### [Your goal]
Where does the word "last" show up in the records? Copy every line that has it.

(Data to use)

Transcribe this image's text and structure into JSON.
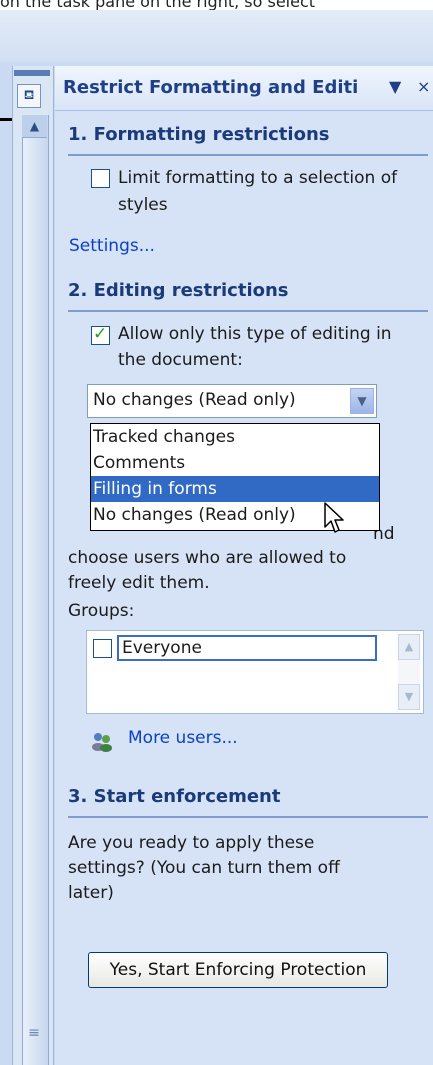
{
  "top_text": "on the task pane on the right, so select",
  "pane": {
    "title": "Restrict Formatting and Editi",
    "menu_glyph": "▼",
    "close_glyph": "×"
  },
  "section1": {
    "heading": "1. Formatting restrictions",
    "checkbox_checked": false,
    "checkbox_label_line1": "Limit formatting to a selection of",
    "checkbox_label_line2": "styles",
    "settings_link": "Settings..."
  },
  "section2": {
    "heading": "2. Editing restrictions",
    "checkbox_checked": true,
    "checkbox_label_line1": "Allow only this type of editing in",
    "checkbox_label_line2": "the document:",
    "combo_value": "No changes (Read only)",
    "dropdown_options": [
      "Tracked changes",
      "Comments",
      "Filling in forms",
      "No changes (Read only)"
    ],
    "selected_option": "Filling in forms",
    "exceptions_partial_line1": "nd",
    "exceptions_line2": "choose users who are allowed to",
    "exceptions_line3": "freely edit them.",
    "groups_label": "Groups:",
    "groups": [
      {
        "name": "Everyone",
        "checked": false
      }
    ],
    "more_users_link": "More users..."
  },
  "section3": {
    "heading": "3. Start enforcement",
    "description_line1": "Are you ready to apply these",
    "description_line2": "settings? (You can turn them off",
    "description_line3": "later)",
    "start_button": "Yes, Start Enforcing Protection"
  },
  "icons": {
    "pane_icon": "restrict-editing-icon",
    "users_icon": "users-icon",
    "cursor": "mouse-pointer-icon"
  },
  "colors": {
    "accent_blue": "#1f3f87",
    "link_blue": "#0b41c6",
    "selection_blue": "#316ac5",
    "pane_bg": "#d6e3f6"
  }
}
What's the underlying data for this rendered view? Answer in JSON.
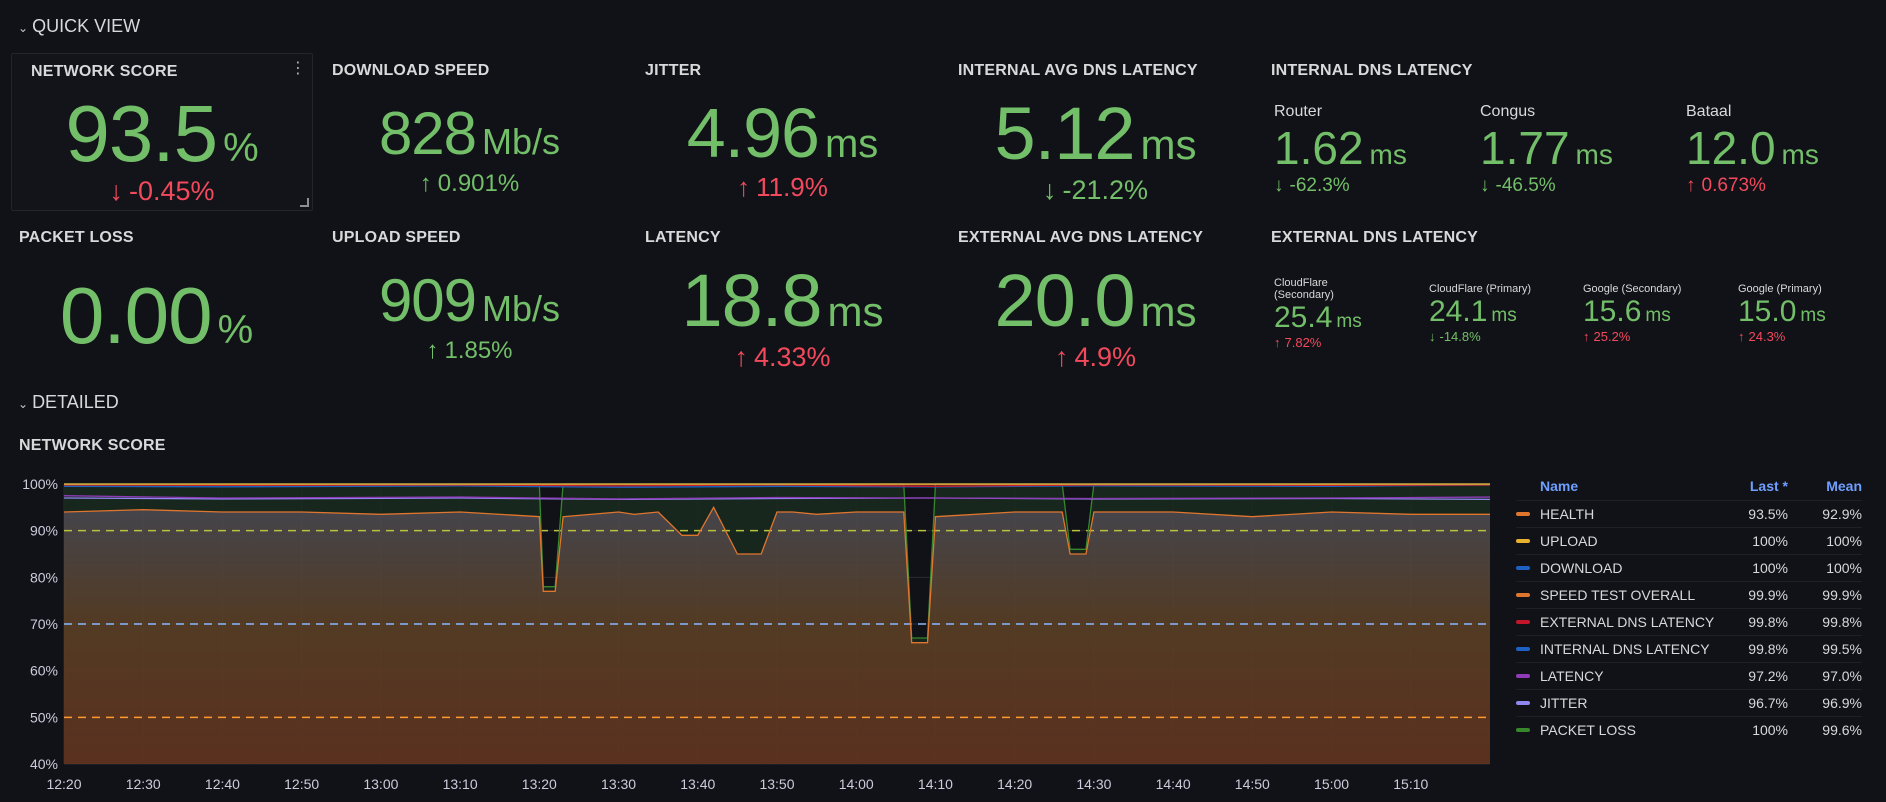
{
  "rows": {
    "quick_view": "QUICK VIEW",
    "detailed": "DETAILED"
  },
  "panels": {
    "network_score": {
      "title": "NETWORK SCORE",
      "value": "93.5",
      "unit": "%",
      "delta": "-0.45%",
      "arrow": "↓"
    },
    "download_speed": {
      "title": "DOWNLOAD SPEED",
      "value": "828",
      "unit": "Mb/s",
      "delta": "0.901%",
      "arrow": "↑"
    },
    "jitter": {
      "title": "JITTER",
      "value": "4.96",
      "unit": "ms",
      "delta": "11.9%",
      "arrow": "↑"
    },
    "internal_avg_dns": {
      "title": "INTERNAL AVG DNS LATENCY",
      "value": "5.12",
      "unit": "ms",
      "delta": "-21.2%",
      "arrow": "↓"
    },
    "packet_loss": {
      "title": "PACKET LOSS",
      "value": "0.00",
      "unit": "%"
    },
    "upload_speed": {
      "title": "UPLOAD SPEED",
      "value": "909",
      "unit": "Mb/s",
      "delta": "1.85%",
      "arrow": "↑"
    },
    "latency": {
      "title": "LATENCY",
      "value": "18.8",
      "unit": "ms",
      "delta": "4.33%",
      "arrow": "↑"
    },
    "external_avg_dns": {
      "title": "EXTERNAL AVG DNS LATENCY",
      "value": "20.0",
      "unit": "ms",
      "delta": "4.9%",
      "arrow": "↑"
    },
    "internal_dns": {
      "title": "INTERNAL DNS LATENCY",
      "items": [
        {
          "label": "Router",
          "value": "1.62",
          "unit": "ms",
          "delta": "-62.3%",
          "arrow": "↓"
        },
        {
          "label": "Congus",
          "value": "1.77",
          "unit": "ms",
          "delta": "-46.5%",
          "arrow": "↓"
        },
        {
          "label": "Bataal",
          "value": "12.0",
          "unit": "ms",
          "delta": "0.673%",
          "arrow": "↑"
        }
      ]
    },
    "external_dns": {
      "title": "EXTERNAL DNS LATENCY",
      "items": [
        {
          "label": "CloudFlare",
          "label2": "(Secondary)",
          "value": "25.4",
          "unit": "ms",
          "delta": "7.82%",
          "arrow": "↑"
        },
        {
          "label": "CloudFlare (Primary)",
          "value": "24.1",
          "unit": "ms",
          "delta": "-14.8%",
          "arrow": "↓"
        },
        {
          "label": "Google (Secondary)",
          "value": "15.6",
          "unit": "ms",
          "delta": "25.2%",
          "arrow": "↑"
        },
        {
          "label": "Google (Primary)",
          "value": "15.0",
          "unit": "ms",
          "delta": "24.3%",
          "arrow": "↑"
        }
      ]
    },
    "network_score_chart": {
      "title": "NETWORK SCORE"
    }
  },
  "icons": {
    "menu": "vertical-dots-icon",
    "collapse": "chevron-down-icon"
  },
  "colors": {
    "green": "#73bf69",
    "red": "#f2495c",
    "legend_header": "#6e9fff"
  },
  "legend": {
    "headers": {
      "name": "Name",
      "last": "Last *",
      "mean": "Mean"
    },
    "rows": [
      {
        "name": "HEALTH",
        "last": "93.5%",
        "mean": "92.9%",
        "color": "#e0752d"
      },
      {
        "name": "UPLOAD",
        "last": "100%",
        "mean": "100%",
        "color": "#e8b22e"
      },
      {
        "name": "DOWNLOAD",
        "last": "100%",
        "mean": "100%",
        "color": "#1f60c4"
      },
      {
        "name": "SPEED TEST OVERALL",
        "last": "99.9%",
        "mean": "99.9%",
        "color": "#e0752d"
      },
      {
        "name": "EXTERNAL DNS LATENCY",
        "last": "99.8%",
        "mean": "99.8%",
        "color": "#c4162a"
      },
      {
        "name": "INTERNAL DNS LATENCY",
        "last": "99.8%",
        "mean": "99.5%",
        "color": "#1f60c4"
      },
      {
        "name": "LATENCY",
        "last": "97.2%",
        "mean": "97.0%",
        "color": "#8f3bb8"
      },
      {
        "name": "JITTER",
        "last": "96.7%",
        "mean": "96.9%",
        "color": "#8f86f0"
      },
      {
        "name": "PACKET LOSS",
        "last": "100%",
        "mean": "99.6%",
        "color": "#37872d"
      }
    ]
  },
  "chart_data": {
    "type": "line",
    "title": "NETWORK SCORE",
    "ylim": [
      40,
      100
    ],
    "yticks": [
      "100%",
      "90%",
      "80%",
      "70%",
      "60%",
      "50%",
      "40%"
    ],
    "yvalues": [
      100,
      90,
      80,
      70,
      60,
      50,
      40
    ],
    "xticks": [
      "12:20",
      "12:30",
      "12:40",
      "12:50",
      "13:00",
      "13:10",
      "13:20",
      "13:30",
      "13:40",
      "13:50",
      "14:00",
      "14:10",
      "14:20",
      "14:30",
      "14:40",
      "14:50",
      "15:00",
      "15:10"
    ],
    "xlim_minutes": [
      740,
      920
    ],
    "thresholds": [
      {
        "value": 90,
        "color": "#b8c23c"
      },
      {
        "value": 70,
        "color": "#8ab8ff"
      },
      {
        "value": 50,
        "color": "#ff9830"
      }
    ],
    "grid": true,
    "legend_placement": "right",
    "series": [
      {
        "name": "HEALTH",
        "color": "#e0752d",
        "x": [
          740,
          750,
          760,
          770,
          780,
          790,
          800,
          800.5,
          802,
          803,
          810,
          812,
          815,
          818,
          820,
          822,
          825,
          828,
          830,
          832,
          835,
          840,
          846,
          847,
          849,
          850,
          860,
          862,
          866,
          867,
          869,
          870,
          880,
          890,
          900,
          910,
          920
        ],
        "values": [
          94,
          94.5,
          94,
          94,
          93.5,
          94,
          93,
          77,
          77,
          93,
          94,
          93.5,
          94,
          89,
          89,
          95,
          85,
          85,
          94,
          94,
          93.5,
          94,
          94,
          66,
          66,
          93,
          94,
          94,
          94,
          85,
          85,
          94,
          94,
          93,
          94,
          93.5,
          93.5
        ]
      },
      {
        "name": "UPLOAD",
        "color": "#e8b22e",
        "x": [
          740,
          920
        ],
        "values": [
          100,
          100
        ]
      },
      {
        "name": "DOWNLOAD",
        "color": "#1f60c4",
        "x": [
          740,
          920
        ],
        "values": [
          100,
          100
        ]
      },
      {
        "name": "SPEED TEST OVERALL",
        "color": "#e0752d",
        "x": [
          740,
          920
        ],
        "values": [
          99.9,
          99.9
        ]
      },
      {
        "name": "EXTERNAL DNS LATENCY",
        "color": "#c4162a",
        "x": [
          740,
          760,
          790,
          810,
          830,
          850,
          870,
          900,
          920
        ],
        "values": [
          99.8,
          99.7,
          99.8,
          99.6,
          99.8,
          99.5,
          99.8,
          99.7,
          99.8
        ]
      },
      {
        "name": "INTERNAL DNS LATENCY",
        "color": "#1f60c4",
        "x": [
          740,
          760,
          790,
          810,
          830,
          850,
          870,
          900,
          920
        ],
        "values": [
          99.5,
          99.4,
          99.6,
          99.3,
          99.5,
          99.4,
          99.6,
          99.5,
          99.8
        ]
      },
      {
        "name": "LATENCY",
        "color": "#8f3bb8",
        "x": [
          740,
          760,
          790,
          810,
          830,
          850,
          870,
          900,
          920
        ],
        "values": [
          97.5,
          97,
          97.2,
          96.8,
          97.1,
          97,
          96.9,
          97,
          97.2
        ]
      },
      {
        "name": "JITTER",
        "color": "#8f86f0",
        "x": [
          740,
          760,
          790,
          810,
          830,
          850,
          870,
          900,
          920
        ],
        "values": [
          97,
          96.8,
          97,
          96.7,
          96.9,
          97,
          96.8,
          96.9,
          96.7
        ]
      },
      {
        "name": "PACKET LOSS",
        "color": "#37872d",
        "x": [
          740,
          800,
          800.5,
          802,
          803,
          846,
          847,
          849,
          850,
          866,
          867,
          869,
          870,
          920
        ],
        "values": [
          100,
          100,
          78,
          78,
          100,
          100,
          67,
          67,
          100,
          100,
          86,
          86,
          100,
          100
        ]
      }
    ]
  }
}
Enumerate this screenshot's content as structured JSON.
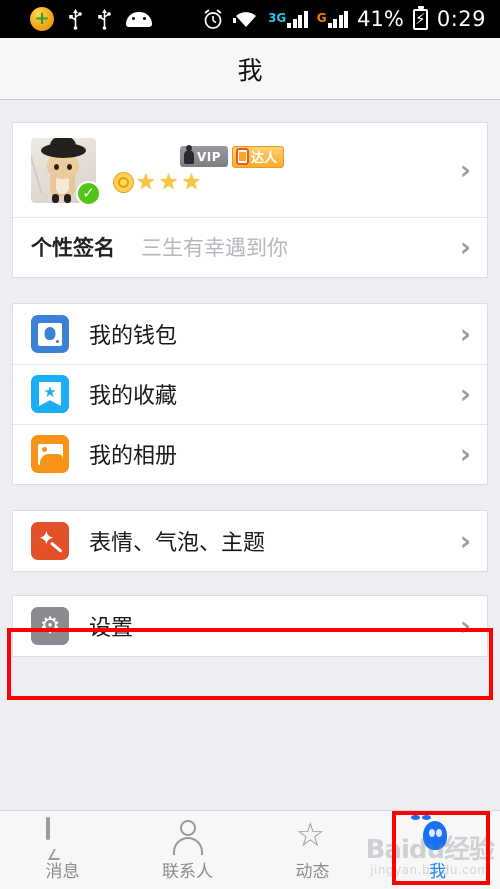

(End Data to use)

### [Exercise result]
      "last": "Last *",
        "last": "93.5%",
        "last": "100%",
        "last": "100%",
        "last": "99.9%",
        "last": "99.8%",
        "last": "99.8%",
        "last": "97.2%",
        "last": "96.7%",
        "last": "100%",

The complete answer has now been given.